Anyone who has glanced at the stock market lately must realize that data is the new currency. Companies like Facebook, Google, Amazon (combined market cap of $2.45 trillion as of this writing) have turned data about what we like, search for and buy into gold.
But why should these behemoths have all the fun? In 2019, we are suddenly awash in data that can tell us everything from where we are most likely to get a parking ticket to which zip code has the fastest-rising real-estate prices. Led by the likes of Michael Bloomberg, who pioneered a data-informed approach to governing during his 12 years as mayor of New York, local governments across the U.S. have started collecting data on all sorts of activities.
Almost all of this data is publicly available, meaning anyone with a large enough hard drive can download it. But there is a difference between being publicly available and being publicly accessible. The data is out there, but sometimes you need a PhD in computer science to make sense of it. Put simply, you can drown in too much data. As a result, the main beneficiaries of all these data dumps have been the usual suspects: big tech or finance firms that can put the resources toward separating the signal from the noise.
But change is coming. New software tools, such as Metabase, Tableau and others, are making it easier for mere mortals to wade through this data and visualize and analyze it. The impact can be tremendous. For the past year and half, at Annenberg, we have been experimenting with the kind of stories we can tell about Los Angeles from publicly available data. The project is called Crosstown (xtown.la).
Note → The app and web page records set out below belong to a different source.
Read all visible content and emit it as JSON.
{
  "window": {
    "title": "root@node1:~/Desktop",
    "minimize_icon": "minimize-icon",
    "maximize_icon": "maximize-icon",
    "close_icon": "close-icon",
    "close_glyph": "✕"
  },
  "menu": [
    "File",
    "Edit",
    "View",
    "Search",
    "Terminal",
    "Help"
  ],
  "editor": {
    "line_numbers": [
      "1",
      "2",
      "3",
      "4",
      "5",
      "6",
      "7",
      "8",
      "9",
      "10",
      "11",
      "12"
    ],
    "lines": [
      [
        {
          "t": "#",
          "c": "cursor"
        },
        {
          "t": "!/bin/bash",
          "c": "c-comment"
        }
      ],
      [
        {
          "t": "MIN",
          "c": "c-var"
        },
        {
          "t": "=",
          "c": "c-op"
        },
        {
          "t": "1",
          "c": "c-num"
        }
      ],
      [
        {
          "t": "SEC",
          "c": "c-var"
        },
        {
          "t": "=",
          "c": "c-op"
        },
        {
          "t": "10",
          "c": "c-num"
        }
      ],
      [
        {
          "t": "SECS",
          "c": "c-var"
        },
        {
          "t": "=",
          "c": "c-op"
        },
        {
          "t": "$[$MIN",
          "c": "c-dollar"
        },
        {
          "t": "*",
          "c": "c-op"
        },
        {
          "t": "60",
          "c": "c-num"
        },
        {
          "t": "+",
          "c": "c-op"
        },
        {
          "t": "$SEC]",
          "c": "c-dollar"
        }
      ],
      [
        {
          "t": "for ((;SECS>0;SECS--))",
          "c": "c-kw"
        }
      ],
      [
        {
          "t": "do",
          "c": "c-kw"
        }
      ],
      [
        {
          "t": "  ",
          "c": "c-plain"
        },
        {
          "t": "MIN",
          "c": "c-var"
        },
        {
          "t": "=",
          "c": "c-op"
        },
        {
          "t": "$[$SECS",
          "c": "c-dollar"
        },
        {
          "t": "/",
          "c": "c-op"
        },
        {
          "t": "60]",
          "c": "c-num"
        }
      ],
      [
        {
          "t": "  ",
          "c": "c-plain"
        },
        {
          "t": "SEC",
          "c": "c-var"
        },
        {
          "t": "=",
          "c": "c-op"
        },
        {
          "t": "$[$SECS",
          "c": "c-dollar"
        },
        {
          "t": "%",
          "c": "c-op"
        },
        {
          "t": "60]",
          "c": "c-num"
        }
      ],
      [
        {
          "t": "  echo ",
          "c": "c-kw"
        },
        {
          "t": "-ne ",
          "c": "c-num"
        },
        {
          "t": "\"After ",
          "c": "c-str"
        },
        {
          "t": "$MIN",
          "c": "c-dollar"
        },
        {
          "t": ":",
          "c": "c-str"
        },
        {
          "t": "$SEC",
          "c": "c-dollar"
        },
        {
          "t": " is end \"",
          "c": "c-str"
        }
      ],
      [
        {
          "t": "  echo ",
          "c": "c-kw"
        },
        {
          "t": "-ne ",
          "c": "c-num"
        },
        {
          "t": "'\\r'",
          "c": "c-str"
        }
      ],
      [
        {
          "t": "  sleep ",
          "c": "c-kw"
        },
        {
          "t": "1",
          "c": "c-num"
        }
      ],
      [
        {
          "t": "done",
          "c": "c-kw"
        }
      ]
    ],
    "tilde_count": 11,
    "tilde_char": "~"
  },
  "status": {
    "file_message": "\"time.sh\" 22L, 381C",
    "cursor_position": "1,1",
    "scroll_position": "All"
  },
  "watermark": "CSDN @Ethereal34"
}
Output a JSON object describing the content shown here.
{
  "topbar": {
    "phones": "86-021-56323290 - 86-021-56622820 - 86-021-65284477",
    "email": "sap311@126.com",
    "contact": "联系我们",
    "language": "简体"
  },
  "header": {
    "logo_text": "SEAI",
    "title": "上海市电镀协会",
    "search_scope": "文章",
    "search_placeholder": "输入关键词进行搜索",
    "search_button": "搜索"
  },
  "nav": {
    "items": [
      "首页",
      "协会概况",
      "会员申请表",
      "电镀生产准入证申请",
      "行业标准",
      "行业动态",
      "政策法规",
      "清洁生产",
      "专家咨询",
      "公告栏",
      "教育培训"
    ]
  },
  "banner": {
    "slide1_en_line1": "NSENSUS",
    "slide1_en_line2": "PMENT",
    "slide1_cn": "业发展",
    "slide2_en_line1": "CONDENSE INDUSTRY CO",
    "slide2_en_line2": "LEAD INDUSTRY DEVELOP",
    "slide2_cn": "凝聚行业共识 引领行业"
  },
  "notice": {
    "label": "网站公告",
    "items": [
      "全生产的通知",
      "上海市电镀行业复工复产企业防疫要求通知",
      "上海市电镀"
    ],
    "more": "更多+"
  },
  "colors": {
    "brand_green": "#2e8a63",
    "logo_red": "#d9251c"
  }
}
We have a few built-in advantages: We have some data science PhDs on our team who can do the hard work. Our goal, however, is to make this data more accessible to all. What the data ends up telling us can be surprising. The highest crime neighborhoods in the city, for example, are not crowded in the oft-maligned South LA. Many are commercial hubs like Fairfax and Hollywood. The data can lift the veil on how bad traffic in LA actually is and how much it’s getting worse. (Spoiler: The slowest freeway is not the I-405, it’s the I-5.)
We can figure out which neighborhoods have had the steepest runup in home prices and which ones are building the most new units of housing. In short, the data can help us chart the vital signs of our communities and allow us to make informed choices.
The stakes are high: As data becomes more valuable, those who have it possess advantages. Those without it, well... Making sure that as many as possible can make use of the data means making sure our democracy remains intact.
To download a full copy of the 2020 Relevance Report, click here.